**Assignment:** Your answer must match the entries below word for word.
——————————
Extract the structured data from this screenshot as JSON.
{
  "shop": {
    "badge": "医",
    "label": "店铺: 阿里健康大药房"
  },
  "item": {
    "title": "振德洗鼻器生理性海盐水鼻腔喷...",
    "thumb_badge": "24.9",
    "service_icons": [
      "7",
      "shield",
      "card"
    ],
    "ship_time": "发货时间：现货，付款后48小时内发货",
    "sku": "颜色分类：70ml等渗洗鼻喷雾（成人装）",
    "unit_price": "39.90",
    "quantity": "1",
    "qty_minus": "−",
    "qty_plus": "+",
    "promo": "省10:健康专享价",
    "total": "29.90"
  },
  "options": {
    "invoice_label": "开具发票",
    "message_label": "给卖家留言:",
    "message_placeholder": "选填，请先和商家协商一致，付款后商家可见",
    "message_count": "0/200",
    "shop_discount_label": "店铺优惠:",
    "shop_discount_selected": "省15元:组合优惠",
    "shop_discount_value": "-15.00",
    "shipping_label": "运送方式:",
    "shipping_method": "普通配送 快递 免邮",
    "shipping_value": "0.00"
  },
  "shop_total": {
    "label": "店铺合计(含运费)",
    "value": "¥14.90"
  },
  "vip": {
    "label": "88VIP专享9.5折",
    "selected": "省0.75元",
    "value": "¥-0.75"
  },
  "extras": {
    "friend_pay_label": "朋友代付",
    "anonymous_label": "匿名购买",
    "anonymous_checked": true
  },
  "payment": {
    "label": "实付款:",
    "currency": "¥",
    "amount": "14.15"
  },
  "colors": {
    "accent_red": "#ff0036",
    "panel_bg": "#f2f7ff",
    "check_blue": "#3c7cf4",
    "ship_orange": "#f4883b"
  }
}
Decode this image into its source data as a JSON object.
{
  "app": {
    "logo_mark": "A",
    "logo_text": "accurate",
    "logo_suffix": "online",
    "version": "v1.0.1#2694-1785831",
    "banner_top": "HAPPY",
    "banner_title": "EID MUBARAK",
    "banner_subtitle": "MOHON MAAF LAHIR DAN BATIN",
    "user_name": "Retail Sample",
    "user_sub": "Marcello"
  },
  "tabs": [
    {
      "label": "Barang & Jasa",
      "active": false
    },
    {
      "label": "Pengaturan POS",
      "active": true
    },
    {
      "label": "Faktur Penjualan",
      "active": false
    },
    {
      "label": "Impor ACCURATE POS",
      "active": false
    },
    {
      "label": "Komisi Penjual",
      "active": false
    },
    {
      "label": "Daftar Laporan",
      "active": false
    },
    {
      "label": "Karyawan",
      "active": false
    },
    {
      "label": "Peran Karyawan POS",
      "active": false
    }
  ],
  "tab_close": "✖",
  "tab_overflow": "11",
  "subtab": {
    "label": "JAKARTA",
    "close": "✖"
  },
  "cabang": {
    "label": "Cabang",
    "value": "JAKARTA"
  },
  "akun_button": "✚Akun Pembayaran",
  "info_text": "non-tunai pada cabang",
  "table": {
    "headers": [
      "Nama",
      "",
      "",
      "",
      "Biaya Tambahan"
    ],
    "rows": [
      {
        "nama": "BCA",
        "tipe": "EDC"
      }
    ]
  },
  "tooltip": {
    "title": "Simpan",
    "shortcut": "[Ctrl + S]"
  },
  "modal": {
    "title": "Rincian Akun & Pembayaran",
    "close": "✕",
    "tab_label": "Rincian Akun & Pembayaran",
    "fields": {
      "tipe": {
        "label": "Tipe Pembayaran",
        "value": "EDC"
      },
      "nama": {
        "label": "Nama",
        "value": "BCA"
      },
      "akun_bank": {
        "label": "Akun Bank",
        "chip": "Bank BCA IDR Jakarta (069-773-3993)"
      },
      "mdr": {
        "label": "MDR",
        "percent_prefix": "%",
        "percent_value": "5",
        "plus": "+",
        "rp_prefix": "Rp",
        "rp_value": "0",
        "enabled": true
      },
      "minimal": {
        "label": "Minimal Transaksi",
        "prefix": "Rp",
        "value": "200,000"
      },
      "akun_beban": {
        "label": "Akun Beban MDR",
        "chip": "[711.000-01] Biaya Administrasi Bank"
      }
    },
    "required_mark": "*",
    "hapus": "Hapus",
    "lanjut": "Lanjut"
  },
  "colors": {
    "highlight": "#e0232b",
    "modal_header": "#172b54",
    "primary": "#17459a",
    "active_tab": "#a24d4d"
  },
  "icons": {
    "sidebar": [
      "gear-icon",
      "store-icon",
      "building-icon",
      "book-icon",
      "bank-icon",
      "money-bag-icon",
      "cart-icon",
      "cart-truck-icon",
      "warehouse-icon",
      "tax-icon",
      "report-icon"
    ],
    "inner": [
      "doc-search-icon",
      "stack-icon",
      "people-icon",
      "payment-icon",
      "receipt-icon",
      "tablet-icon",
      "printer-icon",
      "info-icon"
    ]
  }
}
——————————
**Exercise output:**
Extract the structured data from this screenshot as JSON.
{
  "shop": {
    "badge": "医",
    "label": "店铺: 阿里健康大药房"
  },
  "item": {
    "title": "振德洗鼻器生理性海盐水鼻腔喷...",
    "thumb_badge": "24.9",
    "service_icons": [
      "7",
      "shield",
      "card"
    ],
    "ship_time": "发货时间：现货，付款后48小时内发货",
    "sku": "颜色分类：70ml等渗洗鼻喷雾（成人装）",
    "unit_price": "39.90",
    "quantity": "1",
    "qty_minus": "−",
    "qty_plus": "+",
    "promo": "省10:健康专享价",
    "total": "29.90"
  },
  "options": {
    "invoice_label": "开具发票",
    "message_label": "给卖家留言:",
    "message_placeholder": "选填，请先和商家协商一致，付款后商家可见",
    "message_count": "0/200",
    "shop_discount_label": "店铺优惠:",
    "shop_discount_selected": "省15元:组合优惠",
    "shop_discount_value": "-15.00",
    "shipping_label": "运送方式:",
    "shipping_method": "普通配送 快递 免邮",
    "shipping_value": "0.00"
  },
  "shop_total": {
    "label": "店铺合计(含运费)",
    "value": "¥14.90"
  },
  "vip": {
    "label": "88VIP专享9.5折",
    "selected": "省0.75元",
    "value": "¥-0.75"
  },
  "extras": {
    "friend_pay_label": "朋友代付",
    "anonymous_label": "匿名购买",
    "anonymous_checked": true
  },
  "payment": {
    "label": "实付款:",
    "currency": "¥",
    "amount": "14.15"
  },
  "colors": {
    "accent_red": "#ff0036",
    "panel_bg": "#f2f7ff",
    "check_blue": "#3c7cf4",
    "ship_orange": "#f4883b"
  }
}
Decode this image into its source data as a JSON object.
{
  "app": {
    "logo_mark": "A",
    "logo_text": "accurate",
    "logo_suffix": "online",
    "version": "v1.0.1#2694-1785831",
    "banner_top": "HAPPY",
    "banner_title": "EID MUBARAK",
    "banner_subtitle": "MOHON MAAF LAHIR DAN BATIN",
    "user_name": "Retail Sample",
    "user_sub": "Marcello"
  },
  "tabs": [
    {
      "label": "Barang & Jasa",
      "active": false
    },
    {
      "label": "Pengaturan POS",
      "active": true
    },
    {
      "label": "Faktur Penjualan",
      "active": false
    },
    {
      "label": "Impor ACCURATE POS",
      "active": false
    },
    {
      "label": "Komisi Penjual",
      "active": false
    },
    {
      "label": "Daftar Laporan",
      "active": false
    },
    {
      "label": "Karyawan",
      "active": false
    },
    {
      "label": "Peran Karyawan POS",
      "active": false
    }
  ],
  "tab_close": "✖",
  "tab_overflow": "11",
  "subtab": {
    "label": "JAKARTA",
    "close": "✖"
  },
  "cabang": {
    "label": "Cabang",
    "value": "JAKARTA"
  },
  "akun_button": "✚Akun Pembayaran",
  "info_text": "non-tunai pada cabang",
  "table": {
    "headers": [
      "Nama",
      "",
      "",
      "",
      "Biaya Tambahan"
    ],
    "rows": [
      {
        "nama": "BCA",
        "tipe": "EDC"
      }
    ]
  },
  "tooltip": {
    "title": "Simpan",
    "shortcut": "[Ctrl + S]"
  },
  "modal": {
    "title": "Rincian Akun & Pembayaran",
    "close": "✕",
    "tab_label": "Rincian Akun & Pembayaran",
    "fields": {
      "tipe": {
        "label": "Tipe Pembayaran",
        "value": "EDC"
      },
      "nama": {
        "label": "Nama",
        "value": "BCA"
      },
      "akun_bank": {
        "label": "Akun Bank",
        "chip": "Bank BCA IDR Jakarta (069-773-3993)"
      },
      "mdr": {
        "label": "MDR",
        "percent_prefix": "%",
        "percent_value": "5",
        "plus": "+",
        "rp_prefix": "Rp",
        "rp_value": "0",
        "enabled": true
      },
      "minimal": {
        "label": "Minimal Transaksi",
        "prefix": "Rp",
        "value": "200,000"
      },
      "akun_beban": {
        "label": "Akun Beban MDR",
        "chip": "[711.000-01] Biaya Administrasi Bank"
      }
    },
    "required_mark": "*",
    "hapus": "Hapus",
    "lanjut": "Lanjut"
  },
  "colors": {
    "highlight": "#e0232b",
    "modal_header": "#172b54",
    "primary": "#17459a",
    "active_tab": "#a24d4d"
  },
  "icons": {
    "sidebar": [
      "gear-icon",
      "store-icon",
      "building-icon",
      "book-icon",
      "bank-icon",
      "money-bag-icon",
      "cart-icon",
      "cart-truck-icon",
      "warehouse-icon",
      "tax-icon",
      "report-icon"
    ],
    "inner": [
      "doc-search-icon",
      "stack-icon",
      "people-icon",
      "payment-icon",
      "receipt-icon",
      "tablet-icon",
      "printer-icon",
      "info-icon"
    ]
  }
}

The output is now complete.